Secure cross-border communication first
The Airbus collaboration tool Tactilon Agnet has been used for the first time to enable secure cross-border broadband communication among public safety personnel.
The technology, developed by Secure Land Communications, an Airbus business unit, provides integrated applications, including voice services, instant messaging, video communication, location mapping and emergency calls.
It is being used to enable the secure exchange of information for emergency services between Italy and Austria.
Firefighters, paramedics and rescue workers in South Tyrol in northern Italy are using the tool to speed up complex rescue operations both outside and within the region.
For example, communication during patient transportations from the city of Bolzano in South Tyrol to Innsbruck in Austria can now be followed using Tactilon Agnet without interruption. It means rescue teams remain in constant connection with their colleagues and headquarters in South Tyrol, which previously was not possible.
Airbus says that whether emergency service workers are operating within their region or abroad, “the communication platform works everywhere in the world” and is invaluable for special operations.
The flexible exchange of information is coupled with the South Tyrolian regional radio network, which is based on Airbus’ latest Tetra (terrestrial trunked radio) technology using Internet Protocol. It is combined with secure commercial LTE (long-term evolution) networks and allows real-time communication. Both task forces and specialists from South Tyrol can therefore contact other rescuers worldwide.

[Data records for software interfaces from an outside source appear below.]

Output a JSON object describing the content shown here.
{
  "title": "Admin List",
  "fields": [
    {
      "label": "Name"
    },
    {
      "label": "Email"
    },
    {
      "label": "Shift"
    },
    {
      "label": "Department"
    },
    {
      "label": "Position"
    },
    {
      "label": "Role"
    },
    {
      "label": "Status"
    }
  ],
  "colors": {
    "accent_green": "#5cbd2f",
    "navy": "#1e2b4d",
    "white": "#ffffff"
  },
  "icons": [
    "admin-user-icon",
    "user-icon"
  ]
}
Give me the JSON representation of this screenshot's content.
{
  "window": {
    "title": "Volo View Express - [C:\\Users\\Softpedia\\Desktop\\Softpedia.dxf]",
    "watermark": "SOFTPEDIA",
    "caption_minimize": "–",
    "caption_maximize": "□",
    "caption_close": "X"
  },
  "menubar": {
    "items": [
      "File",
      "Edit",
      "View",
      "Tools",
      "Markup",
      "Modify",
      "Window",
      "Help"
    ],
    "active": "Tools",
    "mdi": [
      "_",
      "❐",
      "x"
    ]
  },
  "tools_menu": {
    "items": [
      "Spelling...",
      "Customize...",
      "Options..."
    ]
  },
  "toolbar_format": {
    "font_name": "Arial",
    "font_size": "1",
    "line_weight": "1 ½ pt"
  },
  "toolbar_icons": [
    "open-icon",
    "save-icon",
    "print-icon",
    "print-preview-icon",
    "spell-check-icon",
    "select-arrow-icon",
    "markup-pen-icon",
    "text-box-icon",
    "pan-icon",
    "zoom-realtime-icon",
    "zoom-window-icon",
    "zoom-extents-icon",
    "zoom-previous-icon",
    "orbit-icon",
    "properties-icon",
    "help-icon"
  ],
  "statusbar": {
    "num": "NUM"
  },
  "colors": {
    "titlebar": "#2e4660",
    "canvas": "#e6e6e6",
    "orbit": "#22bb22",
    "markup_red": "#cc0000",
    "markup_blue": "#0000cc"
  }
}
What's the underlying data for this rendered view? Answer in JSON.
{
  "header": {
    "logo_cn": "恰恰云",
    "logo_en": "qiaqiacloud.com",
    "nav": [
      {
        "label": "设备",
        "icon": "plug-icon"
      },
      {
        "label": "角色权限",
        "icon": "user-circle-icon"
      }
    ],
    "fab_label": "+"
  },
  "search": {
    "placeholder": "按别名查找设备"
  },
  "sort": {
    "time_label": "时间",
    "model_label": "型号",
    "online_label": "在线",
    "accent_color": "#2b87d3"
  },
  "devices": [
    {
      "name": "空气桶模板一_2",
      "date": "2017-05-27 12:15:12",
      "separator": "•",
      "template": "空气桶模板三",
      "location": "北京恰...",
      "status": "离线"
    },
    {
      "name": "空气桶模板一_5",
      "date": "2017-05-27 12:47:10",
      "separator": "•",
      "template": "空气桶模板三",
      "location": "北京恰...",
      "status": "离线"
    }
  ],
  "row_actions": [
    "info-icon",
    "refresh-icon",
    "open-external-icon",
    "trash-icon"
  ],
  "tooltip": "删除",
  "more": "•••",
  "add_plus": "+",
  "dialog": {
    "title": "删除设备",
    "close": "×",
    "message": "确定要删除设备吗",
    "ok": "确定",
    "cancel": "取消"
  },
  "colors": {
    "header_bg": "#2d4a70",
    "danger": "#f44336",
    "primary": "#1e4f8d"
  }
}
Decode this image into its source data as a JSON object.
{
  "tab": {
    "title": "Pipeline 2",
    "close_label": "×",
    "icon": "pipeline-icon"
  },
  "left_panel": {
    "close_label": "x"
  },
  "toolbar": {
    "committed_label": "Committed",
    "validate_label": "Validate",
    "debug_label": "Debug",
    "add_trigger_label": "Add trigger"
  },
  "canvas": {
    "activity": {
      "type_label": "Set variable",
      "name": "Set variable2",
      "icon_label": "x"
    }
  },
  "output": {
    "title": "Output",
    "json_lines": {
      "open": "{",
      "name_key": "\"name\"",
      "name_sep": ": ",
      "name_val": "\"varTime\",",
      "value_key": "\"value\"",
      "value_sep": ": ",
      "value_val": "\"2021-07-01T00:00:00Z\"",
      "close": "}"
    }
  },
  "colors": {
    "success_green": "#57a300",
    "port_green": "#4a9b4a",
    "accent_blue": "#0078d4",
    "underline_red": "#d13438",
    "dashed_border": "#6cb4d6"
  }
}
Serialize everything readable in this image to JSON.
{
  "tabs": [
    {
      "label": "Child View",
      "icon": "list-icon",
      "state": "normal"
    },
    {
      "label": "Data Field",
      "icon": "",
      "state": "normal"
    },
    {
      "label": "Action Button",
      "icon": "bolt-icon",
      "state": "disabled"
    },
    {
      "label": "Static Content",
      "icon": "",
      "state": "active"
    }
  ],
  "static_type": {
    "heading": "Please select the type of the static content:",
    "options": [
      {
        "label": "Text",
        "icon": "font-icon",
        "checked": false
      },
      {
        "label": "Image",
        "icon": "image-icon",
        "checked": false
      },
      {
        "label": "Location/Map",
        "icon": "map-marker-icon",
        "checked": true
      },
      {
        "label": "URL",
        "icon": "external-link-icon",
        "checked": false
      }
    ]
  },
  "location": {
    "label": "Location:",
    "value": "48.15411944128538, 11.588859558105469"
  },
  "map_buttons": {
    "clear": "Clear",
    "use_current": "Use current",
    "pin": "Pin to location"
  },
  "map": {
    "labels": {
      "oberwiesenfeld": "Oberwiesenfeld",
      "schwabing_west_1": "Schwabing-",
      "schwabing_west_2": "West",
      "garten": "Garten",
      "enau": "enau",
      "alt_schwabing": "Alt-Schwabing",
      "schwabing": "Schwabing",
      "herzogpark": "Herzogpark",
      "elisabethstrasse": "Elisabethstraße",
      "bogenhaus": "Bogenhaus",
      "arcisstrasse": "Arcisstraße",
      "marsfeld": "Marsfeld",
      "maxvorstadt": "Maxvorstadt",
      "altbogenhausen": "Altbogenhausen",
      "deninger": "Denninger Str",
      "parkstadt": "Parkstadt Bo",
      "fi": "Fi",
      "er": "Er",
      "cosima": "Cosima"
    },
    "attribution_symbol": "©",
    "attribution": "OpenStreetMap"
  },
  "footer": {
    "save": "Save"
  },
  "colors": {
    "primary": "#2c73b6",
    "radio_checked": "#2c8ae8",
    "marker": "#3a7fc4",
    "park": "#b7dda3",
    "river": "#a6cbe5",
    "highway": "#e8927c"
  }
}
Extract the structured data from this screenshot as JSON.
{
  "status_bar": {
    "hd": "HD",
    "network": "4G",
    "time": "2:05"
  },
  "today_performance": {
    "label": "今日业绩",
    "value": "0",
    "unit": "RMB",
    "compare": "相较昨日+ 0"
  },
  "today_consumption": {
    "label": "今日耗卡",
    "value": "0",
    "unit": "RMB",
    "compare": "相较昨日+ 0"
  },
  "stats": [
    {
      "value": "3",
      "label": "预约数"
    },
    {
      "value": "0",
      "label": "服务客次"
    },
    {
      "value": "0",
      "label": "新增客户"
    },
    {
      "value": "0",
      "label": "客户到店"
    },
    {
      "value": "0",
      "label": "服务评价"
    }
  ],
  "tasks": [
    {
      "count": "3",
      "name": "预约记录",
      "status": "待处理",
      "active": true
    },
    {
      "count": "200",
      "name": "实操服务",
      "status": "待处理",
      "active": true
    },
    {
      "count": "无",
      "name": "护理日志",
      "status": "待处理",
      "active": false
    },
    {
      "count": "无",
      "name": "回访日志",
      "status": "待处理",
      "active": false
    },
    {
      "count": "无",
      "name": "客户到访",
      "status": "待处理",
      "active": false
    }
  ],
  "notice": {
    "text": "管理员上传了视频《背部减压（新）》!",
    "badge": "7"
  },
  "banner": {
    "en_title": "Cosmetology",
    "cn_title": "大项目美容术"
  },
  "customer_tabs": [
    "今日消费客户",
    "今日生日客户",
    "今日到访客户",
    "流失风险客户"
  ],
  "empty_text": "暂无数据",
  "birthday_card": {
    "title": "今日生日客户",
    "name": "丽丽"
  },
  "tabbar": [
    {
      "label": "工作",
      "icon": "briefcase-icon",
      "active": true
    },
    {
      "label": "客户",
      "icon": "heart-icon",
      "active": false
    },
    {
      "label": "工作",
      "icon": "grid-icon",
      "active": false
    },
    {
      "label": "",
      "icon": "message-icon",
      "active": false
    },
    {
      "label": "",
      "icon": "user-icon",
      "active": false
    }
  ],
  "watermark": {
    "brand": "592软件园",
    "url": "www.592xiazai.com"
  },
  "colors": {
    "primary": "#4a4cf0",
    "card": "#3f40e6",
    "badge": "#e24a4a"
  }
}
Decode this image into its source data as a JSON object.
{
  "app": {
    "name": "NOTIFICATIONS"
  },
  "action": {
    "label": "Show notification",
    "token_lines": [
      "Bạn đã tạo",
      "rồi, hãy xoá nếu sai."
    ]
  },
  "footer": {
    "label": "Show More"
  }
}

“South Tyrol is among the first regions where the Airbus application Tactilon Agnet has been completely rolled out. The flexible app is based on the region’s new Tetra network and has proven to be a first-rate additional tool,” says Markus Rauch, coordinator of the regional radio service of Bolzano. “Thanks to Tactilon Agnet, our flow of information works professionally and securely.”
With Tactilon Agnet, participants in the South Tyrolian radio network can also quickly and securely integrate experts or other helpers into Tetra-based communication, even if those people have only a smartphone with commercial broadband network access.